Annihilation opens with Dawn Of The Thermonuclear Era (Intro), a majestic and pregnant introduction to the end of mankind, caused by our own hands, i.e. the explosive extermination by thermonuclear force. The short piece is based on a bombastic Martial Industrial Ambient foundation (you know, in the vein of Puissance), joined by a spoken world passage.

Samples, both spoken ones or taken from other pacific sources, return throughout the whole album, yet from sonic point of listen, things change with the first ‘real’ track, The Root Of Extinction. Like a pyroclastic outburst, Plaguebreeder’s malicious uproar truly devastates. A huge layer of technical and melodic strings, thunderous drum-blasts, and ingenious post-apocalyptic synth orchestrations are molten like a meltdown into one devastating sonic attack. But in some way, these brutal noises are performed with a magic finesse. The band knows to put a lot of variation into their Musi(c)k. even though this piece last for ‘just’ 3:36 minutes, it seems like a huge adventure. There are a couple of subtle breaks and changes in tempo, yet also the combination of mostly ultra-deep, guttural grunts and some icy blackish screams in a well-balanced equilibrium somehow adds that monumental feeling of adventuresome yet impending doom. Fire!

A cool element is that the material varies as well in between the tracks. I Believe In Misanthropy, for example, is much more down-earthed, although it does not lose to aggression or heaviness. This thrashing piece has a pounding rhythm, the blackened vocals are more represented, and the keyboards cover the whole into that subtle, yet at the same time grotesque, touch of asphyxiating nebula.

Children Of War opens with a short sample of sweet sounds of universal peace, before continuing with the full-force mixture of bombast and sharpness. The main guitar riffing maintains that melodious approach, which is quite satisfying in combination with the pounding and blasting intensity of the rhythm section. Here too, Plaguebreeder show their ability to introduce subtle variations in tempo and structure. And the orchestral keyboard passages make the whole experience almost ‘beautiful’.

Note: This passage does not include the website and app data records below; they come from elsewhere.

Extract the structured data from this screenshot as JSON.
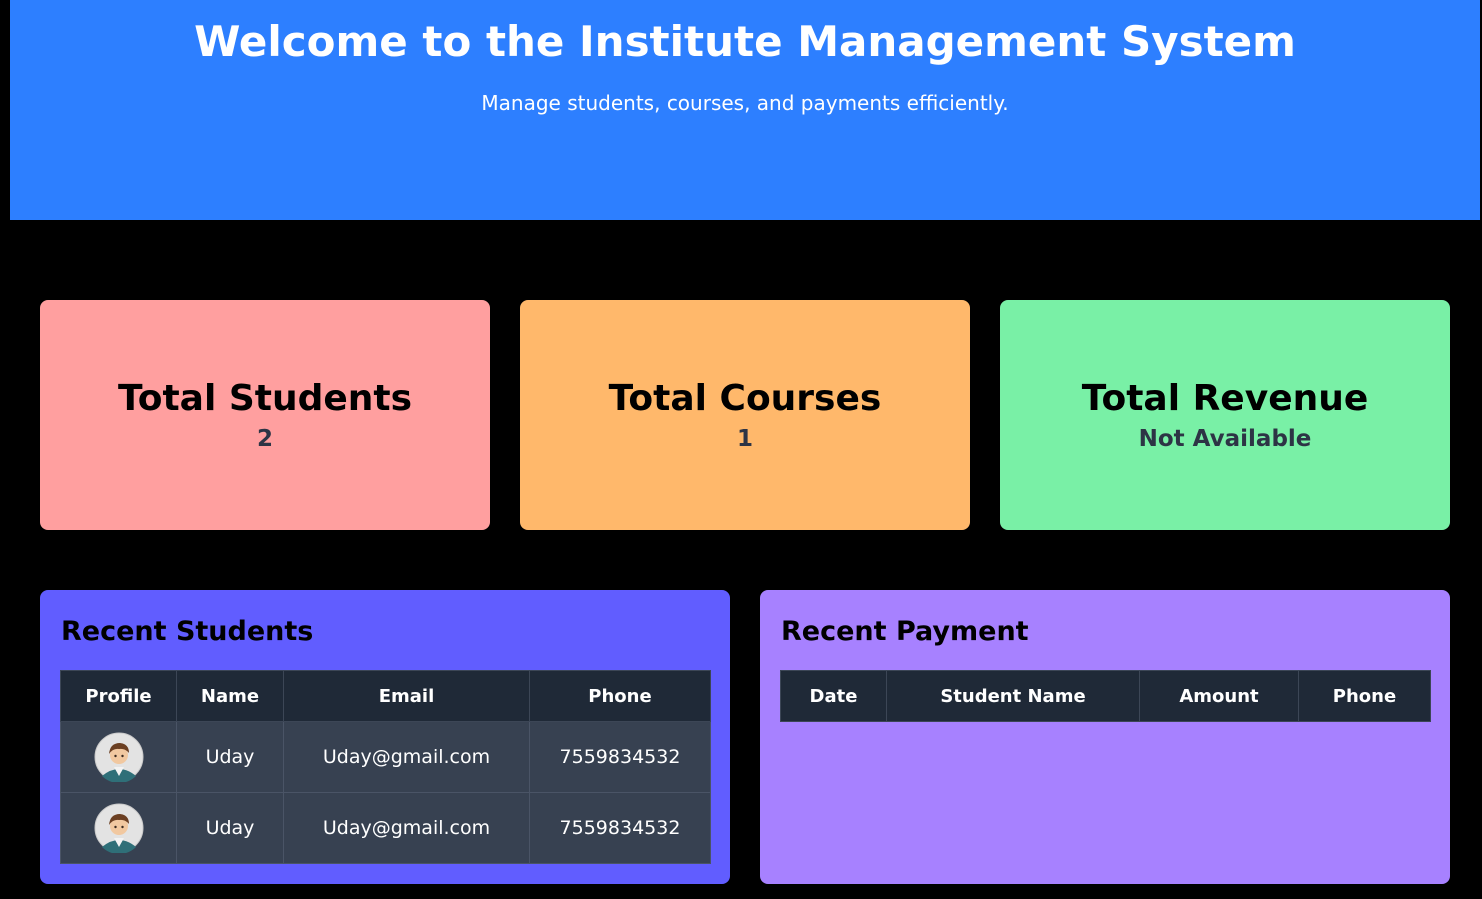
{
  "header": {
    "title": "Welcome to the Institute Management System",
    "subtitle": "Manage students, courses, and payments efficiently."
  },
  "stats": [
    {
      "label": "Total Students",
      "value": "2",
      "color": "#ff9f9f"
    },
    {
      "label": "Total Courses",
      "value": "1",
      "color": "#ffb86b"
    },
    {
      "label": "Total Revenue",
      "value": "Not Available",
      "color": "#79f0a6"
    }
  ],
  "recent_students": {
    "title": "Recent Students",
    "color": "#615dff",
    "columns": [
      "Profile",
      "Name",
      "Email",
      "Phone"
    ],
    "rows": [
      {
        "avatar": "student-avatar-icon",
        "name": "Uday",
        "email": "Uday@gmail.com",
        "phone": "7559834532"
      },
      {
        "avatar": "student-avatar-icon",
        "name": "Uday",
        "email": "Uday@gmail.com",
        "phone": "7559834532"
      }
    ]
  },
  "recent_payment": {
    "title": "Recent Payment",
    "color": "#a781ff",
    "columns": [
      "Date",
      "Student Name",
      "Amount",
      "Phone"
    ],
    "rows": []
  }
}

The last piece, which clocks almost ten minutes, is like the summary of Annihilation’s previous laments. The Arrival Of Fire aggregates devastating drum patterns, death-heralding grunts and grim screams, mesmerizing synth lines, versatile guitar riffs, and so much more. There is a lot to experience, when harsh eruptions interact with decelerated moments, when apocalyptic passages get interrupted by cinematic symphonies of biblical proportions (the doomsday ones, evidently).

The sound quality is of high quality. This twenty-three minutes recording rumbles and thunders, like an atomic detonation, but somehow it does not sound messy at all. The mix of all instruments is well-balanced; not one single instrument or voice is inferior to the whole concept. The whole performing section gets canalised into that huge story of earthy catastrophe and divine misanthropy. Yet at the same time, you have the necessary rough-edged production too, lacking of any form of fake decency (read: surgically clean chastity).